* Instructions to follow
Copy out each line in the material below that has the word "title".
================
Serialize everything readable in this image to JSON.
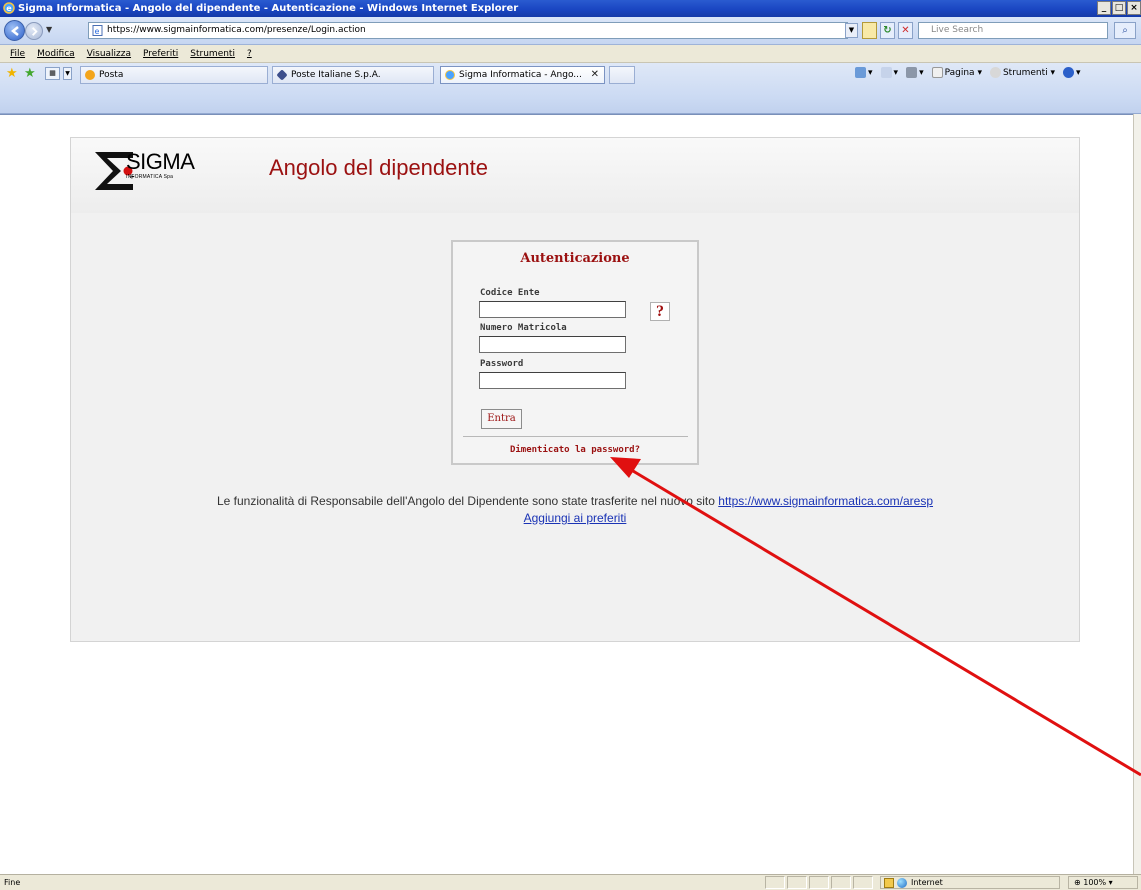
{
  "window": {
    "title": "Sigma Informatica - Angolo del dipendente - Autenticazione - Windows Internet Explorer",
    "min": "_",
    "max": "□",
    "close": "×"
  },
  "address": {
    "url": "https://www.sigmainformatica.com/presenze/Login.action",
    "search_placeholder": "Live Search"
  },
  "menu": [
    "File",
    "Modifica",
    "Visualizza",
    "Preferiti",
    "Strumenti",
    "?"
  ],
  "tabs": [
    {
      "label": "Posta"
    },
    {
      "label": "Poste Italiane S.p.A."
    },
    {
      "label": "Sigma Informatica - Ango..."
    }
  ],
  "command_bar": {
    "page": "Pagina",
    "tools": "Strumenti"
  },
  "page": {
    "logo_text": "SIGMA",
    "logo_sub": "INFORMATICA Spa",
    "title": "Angolo del dipendente",
    "login": {
      "heading": "Autenticazione",
      "codice_label": "Codice Ente",
      "matricola_label": "Numero Matricola",
      "password_label": "Password",
      "help": "?",
      "submit": "Entra",
      "forgot": "Dimenticato la password?"
    },
    "info_text": "Le funzionalità di Responsabile dell'Angolo del Dipendente sono state trasferite nel nuovo sito ",
    "info_link": "https://www.sigmainformatica.com/aresp",
    "favorites_link": "Aggiungi ai preferiti"
  },
  "status": {
    "text": "Fine",
    "zone": "Internet",
    "zoom": "100%"
  },
  "colors": {
    "brand_red": "#9b1111",
    "link_blue": "#1a33b5",
    "arrow_red": "#e01010"
  }
}
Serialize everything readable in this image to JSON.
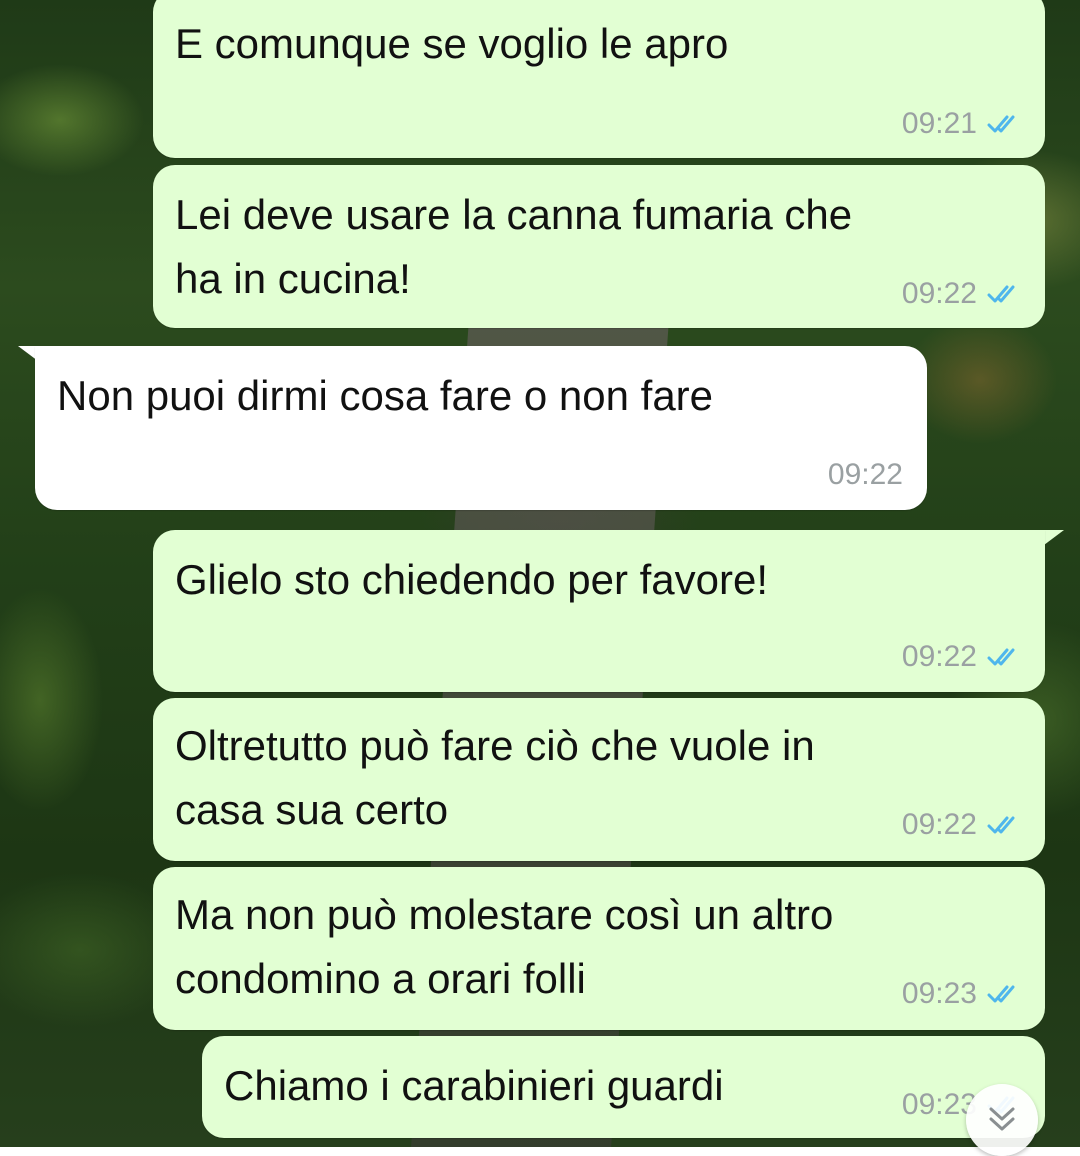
{
  "wallpaper": {
    "description_icon": "forest-road-wallpaper"
  },
  "colors": {
    "outgoing_bubble": "#e2ffd3",
    "incoming_bubble": "#ffffff",
    "read_ticks": "#4fb6ec",
    "timestamp": "#9aa0a2"
  },
  "messages": [
    {
      "direction": "out",
      "text": "E comunque se voglio le apro",
      "time": "09:21",
      "status": "read"
    },
    {
      "direction": "out",
      "text": "Lei deve usare la canna fumaria che\nha in cucina!",
      "time": "09:22",
      "status": "read"
    },
    {
      "direction": "in",
      "text": "Non puoi dirmi cosa fare o non fare",
      "time": "09:22"
    },
    {
      "direction": "out",
      "text": "Glielo sto chiedendo per favore!",
      "time": "09:22",
      "status": "read"
    },
    {
      "direction": "out",
      "text": "Oltretutto può fare ciò che vuole in\ncasa sua certo",
      "time": "09:22",
      "status": "read"
    },
    {
      "direction": "out",
      "text": "Ma non può molestare così un altro\ncondomino a orari folli",
      "time": "09:23",
      "status": "read"
    },
    {
      "direction": "out",
      "text": "Chiamo i carabinieri guardi",
      "time": "09:23",
      "status": "read"
    }
  ],
  "scroll_button": {
    "icon": "double-chevron-down-icon"
  }
}
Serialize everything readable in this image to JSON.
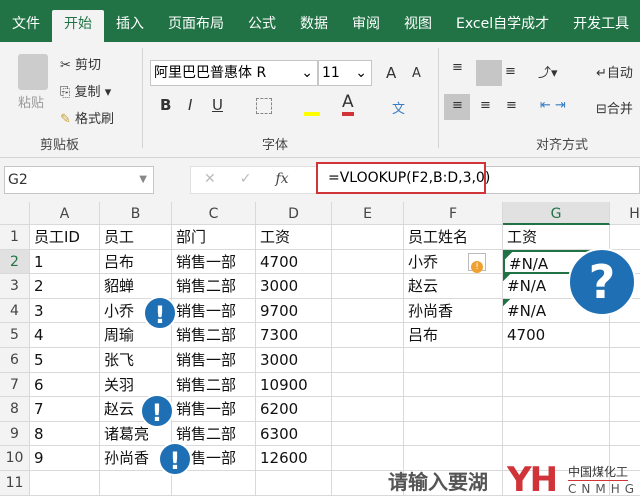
{
  "tabs": [
    "文件",
    "开始",
    "插入",
    "页面布局",
    "公式",
    "数据",
    "审阅",
    "视图",
    "Excel自学成才",
    "开发工具"
  ],
  "ribbon": {
    "paste": "粘贴",
    "cut": "剪切",
    "copy": "复制",
    "format_painter": "格式刷",
    "clipboard": "剪贴板",
    "font_name": "阿里巴巴普惠体 R",
    "font_size": "11",
    "font_group": "字体",
    "align_group": "对齐方式",
    "wrap": "自动",
    "merge": "合并",
    "bold": "B",
    "italic": "I",
    "underline": "U",
    "font_color": "A",
    "grow": "A",
    "shrink": "A",
    "phonetic": "文"
  },
  "formula_bar": {
    "name_box": "G2",
    "fx": "fx",
    "formula": "=VLOOKUP(F2,B:D,3,0)"
  },
  "columns": [
    "A",
    "B",
    "C",
    "D",
    "E",
    "F",
    "G",
    "H"
  ],
  "rows": [
    [
      "员工ID",
      "员工",
      "部门",
      "工资",
      "",
      "员工姓名",
      "工资"
    ],
    [
      "1",
      "吕布",
      "销售一部",
      "4700",
      "",
      "小乔",
      "#N/A"
    ],
    [
      "2",
      "貂蝉",
      "销售二部",
      "3000",
      "",
      "赵云",
      "#N/A"
    ],
    [
      "3",
      "小乔 ",
      "销售一部",
      "9700",
      "",
      "孙尚香",
      "#N/A"
    ],
    [
      "4",
      "周瑜",
      "销售二部",
      "7300",
      "",
      "吕布",
      "4700"
    ],
    [
      "5",
      "张飞",
      "销售一部",
      "3000",
      "",
      "",
      ""
    ],
    [
      "6",
      "关羽",
      "销售二部",
      "10900",
      "",
      "",
      ""
    ],
    [
      "7",
      "赵云 ",
      "销售一部",
      "6200",
      "",
      "",
      ""
    ],
    [
      "8",
      "诸葛亮",
      "销售二部",
      "6300",
      "",
      "",
      ""
    ],
    [
      "9",
      "孙尚香 ",
      "销售一部",
      "12600",
      "",
      "",
      ""
    ],
    [
      "",
      "",
      "",
      "",
      "",
      "",
      ""
    ]
  ],
  "overlay": {
    "question": "?",
    "bang": "!",
    "search_hint": "请输入要湖",
    "logo": "YH",
    "logo_cn": "中国煤化工",
    "logo_en": "CNMHG"
  },
  "colors": {
    "accent": "#217346",
    "callout": "#1f6fb4",
    "highlight": "#d13438"
  }
}
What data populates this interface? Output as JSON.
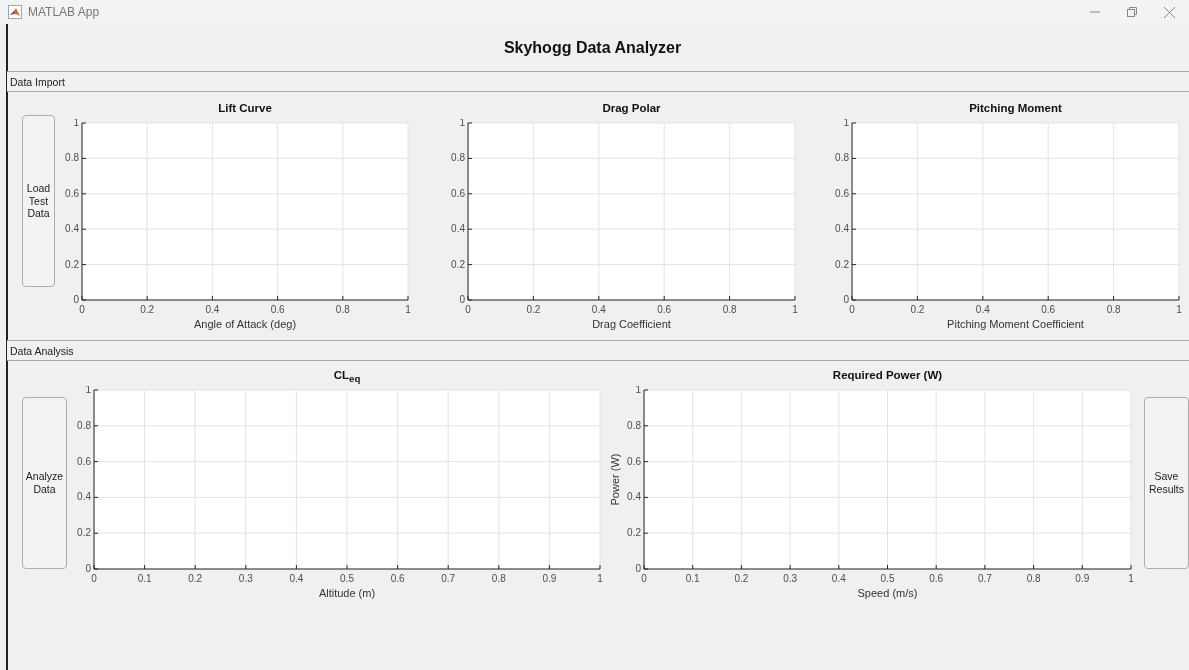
{
  "window": {
    "title": "MATLAB App"
  },
  "header": "Skyhogg Data Analyzer",
  "panels": [
    {
      "title": "Data Import",
      "items": [
        {
          "kind": "button",
          "label": "Load Test Data"
        },
        {
          "kind": "chart",
          "chart_data": {
            "type": "line",
            "title": "Lift Curve",
            "grid": true,
            "xlabel": "Angle of Attack (deg)",
            "xlim": [
              0,
              1
            ],
            "ylim": [
              0,
              1
            ],
            "xticks": [
              0,
              0.2,
              0.4,
              0.6,
              0.8,
              1
            ],
            "yticks": [
              0,
              0.2,
              0.4,
              0.6,
              0.8,
              1
            ]
          }
        },
        {
          "kind": "chart",
          "chart_data": {
            "type": "line",
            "title": "Drag Polar",
            "grid": true,
            "xlabel": "Drag Coefficient",
            "xlim": [
              0,
              1
            ],
            "ylim": [
              0,
              1
            ],
            "xticks": [
              0,
              0.2,
              0.4,
              0.6,
              0.8,
              1
            ],
            "yticks": [
              0,
              0.2,
              0.4,
              0.6,
              0.8,
              1
            ]
          }
        },
        {
          "kind": "chart",
          "chart_data": {
            "type": "line",
            "title": "Pitching Moment",
            "grid": true,
            "xlabel": "Pitching Moment Coefficient",
            "xlim": [
              0,
              1
            ],
            "ylim": [
              0,
              1
            ],
            "xticks": [
              0,
              0.2,
              0.4,
              0.6,
              0.8,
              1
            ],
            "yticks": [
              0,
              0.2,
              0.4,
              0.6,
              0.8,
              1
            ]
          }
        }
      ]
    },
    {
      "title": "Data Analysis",
      "items": [
        {
          "kind": "button",
          "label": "Analyze Data"
        },
        {
          "kind": "chart",
          "chart_data": {
            "type": "line",
            "title": "CL$_{eq}$",
            "grid": true,
            "xlabel": "Altitude (m)",
            "xlim": [
              0,
              1
            ],
            "ylim": [
              0,
              1
            ],
            "xticks": [
              0,
              0.1,
              0.2,
              0.3,
              0.4,
              0.5,
              0.6,
              0.7,
              0.8,
              0.9,
              1
            ],
            "yticks": [
              0,
              0.2,
              0.4,
              0.6,
              0.8,
              1
            ]
          }
        },
        {
          "kind": "chart",
          "chart_data": {
            "type": "line",
            "title": "Required Power (W)",
            "grid": true,
            "xlabel": "Speed (m/s)",
            "ylabel": "Power (W)",
            "xlim": [
              0,
              1
            ],
            "ylim": [
              0,
              1
            ],
            "xticks": [
              0,
              0.1,
              0.2,
              0.3,
              0.4,
              0.5,
              0.6,
              0.7,
              0.8,
              0.9,
              1
            ],
            "yticks": [
              0,
              0.2,
              0.4,
              0.6,
              0.8,
              1
            ]
          }
        },
        {
          "kind": "button",
          "label": "Save Results"
        }
      ]
    }
  ]
}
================
* Expected answer
    "title": "Sigma Informatica - Angolo del dipendente - Autenticazione - Windows Internet Explorer",
    "title": "Angolo del dipendente",
    "title": "MATLAB App"
      "title": "Data Import",
            "title": "Lift Curve",
            "title": "Drag Polar",
            "title": "Pitching Moment",
      "title": "Data Analysis",
            "title": "CL$_{eq}$",
            "title": "Required Power (W)",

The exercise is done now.